Using Film to Instruct Students to Argue in an Essay
Students sometimes have a difficult time grasping how to write an argumentative essay. Documentary films can help instructors teach important aspects of these essays.
Many college composition classes involve teaching students a number of different essay types and techniques of how to write them. Probably one of the most important lessons a college student can learn is the art of writing an argumentative essay as an essay writer, but sometimes this kind of essay is hard to teach. One simple way to teach a student how to argue a subject is using documentary films. Not only do students enjoy watching a film in class, but this kind of film can show students the techniques involved in arguing a point of view.
Before an instructor chooses a particular documentary, he will want to be sure the film addresses the most important aspects of argumentation. In light of the film, he can ask himself the following questions:

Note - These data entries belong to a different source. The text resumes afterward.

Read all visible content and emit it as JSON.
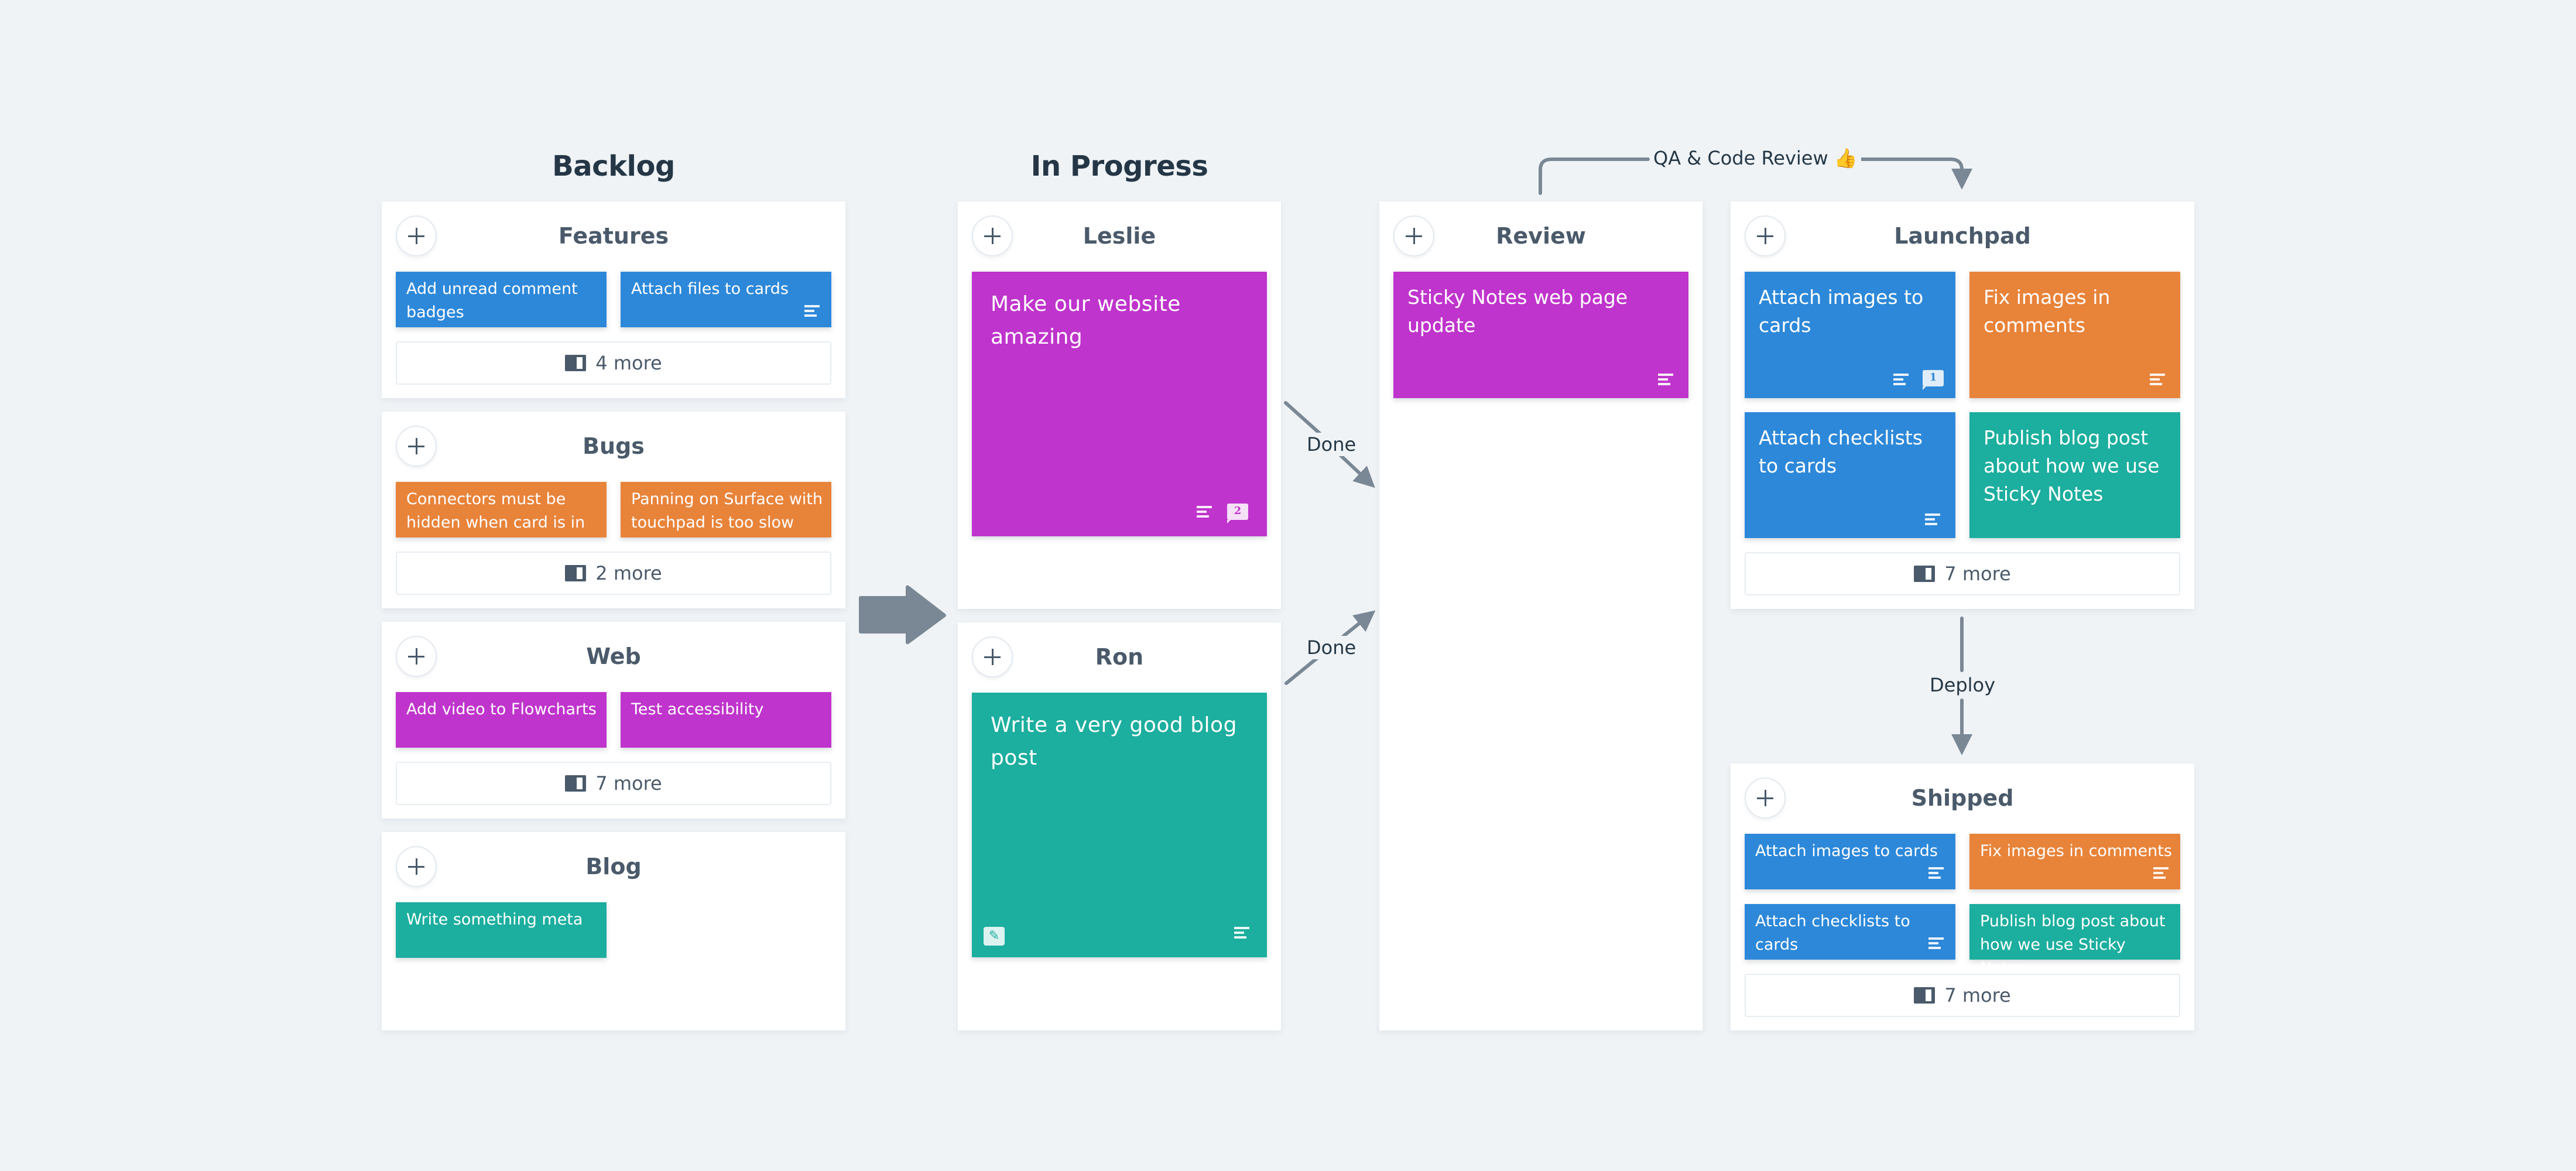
{
  "colors": {
    "blue": "#2d88d9",
    "orange": "#e8833a",
    "magenta": "#bf34cc",
    "teal": "#1cae9e",
    "connector": "#7a8795",
    "background": "#eff3f6"
  },
  "columns": {
    "backlog": "Backlog",
    "in_progress": "In Progress"
  },
  "panels": {
    "features": {
      "title": "Features",
      "cards": [
        {
          "text": "Add unread comment badges",
          "color": "blue"
        },
        {
          "text": "Attach files to cards",
          "color": "blue",
          "icons": [
            "notes-icon"
          ]
        }
      ],
      "more": "4 more"
    },
    "bugs": {
      "title": "Bugs",
      "cards": [
        {
          "text": "Connectors must be hidden when card is in ...",
          "color": "orange"
        },
        {
          "text": "Panning on Surface with touchpad is too slow",
          "color": "orange"
        }
      ],
      "more": "2 more"
    },
    "web": {
      "title": "Web",
      "cards": [
        {
          "text": "Add video to Flowcharts",
          "color": "magenta"
        },
        {
          "text": "Test accessibility",
          "color": "magenta"
        }
      ],
      "more": "7 more"
    },
    "blog": {
      "title": "Blog",
      "cards": [
        {
          "text": "Write something meta",
          "color": "teal"
        }
      ]
    },
    "leslie": {
      "title": "Leslie",
      "cards": [
        {
          "text": "Make our website amazing",
          "color": "magenta",
          "icons": [
            "notes-icon",
            "comment-icon"
          ],
          "comment_count": "2"
        }
      ]
    },
    "ron": {
      "title": "Ron",
      "cards": [
        {
          "text": "Write a very good blog post",
          "color": "teal",
          "icons": [
            "edit-icon",
            "notes-icon"
          ]
        }
      ]
    },
    "review": {
      "title": "Review",
      "cards": [
        {
          "text": "Sticky Notes web page update",
          "color": "magenta",
          "icons": [
            "notes-icon"
          ]
        }
      ]
    },
    "launchpad": {
      "title": "Launchpad",
      "cards": [
        {
          "text": "Attach images to cards",
          "color": "blue",
          "icons": [
            "notes-icon",
            "comment-icon"
          ],
          "comment_count": "1"
        },
        {
          "text": "Fix images in comments",
          "color": "orange",
          "icons": [
            "notes-icon"
          ]
        },
        {
          "text": "Attach checklists to cards",
          "color": "blue",
          "icons": [
            "notes-icon"
          ]
        },
        {
          "text": "Publish blog post about how we use Sticky Notes",
          "color": "teal"
        }
      ],
      "more": "7 more"
    },
    "shipped": {
      "title": "Shipped",
      "cards": [
        {
          "text": "Attach images to cards",
          "color": "blue",
          "icons": [
            "notes-icon"
          ]
        },
        {
          "text": "Fix images in comments",
          "color": "orange",
          "icons": [
            "notes-icon"
          ]
        },
        {
          "text": "Attach checklists to cards",
          "color": "blue",
          "icons": [
            "notes-icon"
          ]
        },
        {
          "text": "Publish blog post about how we use Sticky Notes",
          "color": "teal"
        }
      ],
      "more": "7 more"
    }
  },
  "connectors": {
    "done_top": "Done",
    "done_bottom": "Done",
    "qa_review": "QA & Code Review",
    "qa_emoji": "👍",
    "deploy": "Deploy"
  }
}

- Is the film controversial? If the teacher isn’t sure, he can look at reviews. Could a person watch the film and either strongly agree or disagree? If so, the film is probably appropriate for this assignment.
- Is the documentary’s message and position clear? Is the argument strong?
- What kind of evidence is provided to back up the argument?
- Does the documentary address the opposition? Is the other side explored and refuted?
The documentary doesn’t have to be perfect, but it should be a good example of argumentation.
Many documentaries are good examples of argumentation. Often, it’s a good idea for a professor to choose a documentary that has been made fairly recently (within the last ten years); that way, the information and research are current. Also, it helps if fewer students have seen the film, because then they’ll have something to look forward to. It’s even better if an instructor will give students a choice of three to five films and let the class decide which film they would prefer.
Some good films for this assignment are as follows:
- Super Size Me, 2004
- Why We Fight, 2005
- Who Killed the Electric Car? 2006
- An Inconvenient Truth, 2006
- Sicko, 2007
Again, though, as long as the film presents a good argument essays, it will offer some good material for class discussion.
If classes are smaller (less than two hours per session), it’s best for the instructor to preview the film and decide good breaking points. She will want to let her class know that, to get the most out of the instruction, it would be best to attend both classes. If classes are rather short, the film can be spread across two classes with discussion taking place on a third day. Long classes are ideal for this method but not necessary.
The instructor will want to prepare questions beforehand and hand out the worksheets before starting the film. It might also be a good idea to discuss the questions with the class before watching the film, so students know what to look for.
Here are some general sample questions for almost any documentary:
- What is the filmmaker’s argument?
- What claim(s) is/are presented in the film? Explain how they are debatable.
- What appeal(s) is/are used? (Does the filmmaker appeal to his audience’s intellect, emotion, or both?) Give examples.
- Does the film address its opposition? Explain and cite examples in the film.
- Is the argument convincing? Why or why not?
- Could the argument have been as convincing on paper as it is in film? In other words, would this argument have been as effective on paper? Why or why not?
Example questions for specific films (instructor should tailor to her particular interests):
- An Inconvenient Truth: Did any of Al Gore’s additional information detract from or add to his argument (e.g., losing the presidency, describing his son’s accident, etc.)?
- Sicko: Did Michael Moore’s reputation influence your perception of the film before you watched it? Did your opinion of him change after watching the film, stay the same, or grow stronger? Explain your answers to both questions.
The best way to get a student excited about writing this kind of paper is to show her how moving an argument can be. If she can be as passionate about her topic as a filmmaker and find a way to be convincing, she can write a good paper.